[Data about app and page elements]
▬▬▬▬▬▬▬▬▬▬
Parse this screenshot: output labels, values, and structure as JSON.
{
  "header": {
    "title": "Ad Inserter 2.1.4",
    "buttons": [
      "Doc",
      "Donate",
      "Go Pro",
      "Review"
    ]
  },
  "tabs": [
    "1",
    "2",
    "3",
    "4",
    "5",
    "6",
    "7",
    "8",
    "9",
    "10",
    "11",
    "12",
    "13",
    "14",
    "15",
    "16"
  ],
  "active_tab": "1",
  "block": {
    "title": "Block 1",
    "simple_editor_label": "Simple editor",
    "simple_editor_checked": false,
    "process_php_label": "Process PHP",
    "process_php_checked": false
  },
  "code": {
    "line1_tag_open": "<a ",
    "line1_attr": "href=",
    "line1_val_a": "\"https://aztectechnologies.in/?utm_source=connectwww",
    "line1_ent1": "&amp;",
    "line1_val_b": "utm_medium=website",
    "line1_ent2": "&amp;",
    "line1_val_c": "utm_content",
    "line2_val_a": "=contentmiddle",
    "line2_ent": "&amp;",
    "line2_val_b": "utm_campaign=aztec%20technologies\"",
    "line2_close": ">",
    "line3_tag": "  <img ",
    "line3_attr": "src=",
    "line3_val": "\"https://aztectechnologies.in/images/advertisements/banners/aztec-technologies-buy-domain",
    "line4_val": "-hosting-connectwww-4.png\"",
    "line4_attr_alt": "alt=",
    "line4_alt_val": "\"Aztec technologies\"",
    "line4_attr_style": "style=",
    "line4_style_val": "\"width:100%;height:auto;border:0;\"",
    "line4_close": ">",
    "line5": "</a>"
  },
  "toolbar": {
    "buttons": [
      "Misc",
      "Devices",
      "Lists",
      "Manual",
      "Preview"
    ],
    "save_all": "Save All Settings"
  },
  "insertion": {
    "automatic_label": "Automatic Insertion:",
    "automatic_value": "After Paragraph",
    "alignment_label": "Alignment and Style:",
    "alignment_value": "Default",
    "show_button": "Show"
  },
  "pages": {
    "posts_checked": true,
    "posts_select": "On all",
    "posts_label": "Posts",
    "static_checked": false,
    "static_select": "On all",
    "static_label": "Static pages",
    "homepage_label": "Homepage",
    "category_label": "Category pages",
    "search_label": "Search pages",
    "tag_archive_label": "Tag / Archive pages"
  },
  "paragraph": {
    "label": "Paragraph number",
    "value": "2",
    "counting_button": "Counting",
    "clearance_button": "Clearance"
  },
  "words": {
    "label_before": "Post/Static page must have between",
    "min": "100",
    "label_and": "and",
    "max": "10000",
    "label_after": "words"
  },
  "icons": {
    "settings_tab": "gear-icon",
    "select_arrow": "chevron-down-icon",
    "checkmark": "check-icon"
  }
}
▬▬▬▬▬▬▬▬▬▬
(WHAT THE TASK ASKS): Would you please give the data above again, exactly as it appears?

(RESULT BELOW):
Parse this screenshot: output labels, values, and structure as JSON.
{
  "header": {
    "title": "Ad Inserter 2.1.4",
    "buttons": [
      "Doc",
      "Donate",
      "Go Pro",
      "Review"
    ]
  },
  "tabs": [
    "1",
    "2",
    "3",
    "4",
    "5",
    "6",
    "7",
    "8",
    "9",
    "10",
    "11",
    "12",
    "13",
    "14",
    "15",
    "16"
  ],
  "active_tab": "1",
  "block": {
    "title": "Block 1",
    "simple_editor_label": "Simple editor",
    "simple_editor_checked": false,
    "process_php_label": "Process PHP",
    "process_php_checked": false
  },
  "code": {
    "line1_tag_open": "<a ",
    "line1_attr": "href=",
    "line1_val_a": "\"https://aztectechnologies.in/?utm_source=connectwww",
    "line1_ent1": "&amp;",
    "line1_val_b": "utm_medium=website",
    "line1_ent2": "&amp;",
    "line1_val_c": "utm_content",
    "line2_val_a": "=contentmiddle",
    "line2_ent": "&amp;",
    "line2_val_b": "utm_campaign=aztec%20technologies\"",
    "line2_close": ">",
    "line3_tag": "  <img ",
    "line3_attr": "src=",
    "line3_val": "\"https://aztectechnologies.in/images/advertisements/banners/aztec-technologies-buy-domain",
    "line4_val": "-hosting-connectwww-4.png\"",
    "line4_attr_alt": "alt=",
    "line4_alt_val": "\"Aztec technologies\"",
    "line4_attr_style": "style=",
    "line4_style_val": "\"width:100%;height:auto;border:0;\"",
    "line4_close": ">",
    "line5": "</a>"
  },
  "toolbar": {
    "buttons": [
      "Misc",
      "Devices",
      "Lists",
      "Manual",
      "Preview"
    ],
    "save_all": "Save All Settings"
  },
  "insertion": {
    "automatic_label": "Automatic Insertion:",
    "automatic_value": "After Paragraph",
    "alignment_label": "Alignment and Style:",
    "alignment_value": "Default",
    "show_button": "Show"
  },
  "pages": {
    "posts_checked": true,
    "posts_select": "On all",
    "posts_label": "Posts",
    "static_checked": false,
    "static_select": "On all",
    "static_label": "Static pages",
    "homepage_label": "Homepage",
    "category_label": "Category pages",
    "search_label": "Search pages",
    "tag_archive_label": "Tag / Archive pages"
  },
  "paragraph": {
    "label": "Paragraph number",
    "value": "2",
    "counting_button": "Counting",
    "clearance_button": "Clearance"
  },
  "words": {
    "label_before": "Post/Static page must have between",
    "min": "100",
    "label_and": "and",
    "max": "10000",
    "label_after": "words"
  },
  "icons": {
    "settings_tab": "gear-icon",
    "select_arrow": "chevron-down-icon",
    "checkmark": "check-icon"
  }
}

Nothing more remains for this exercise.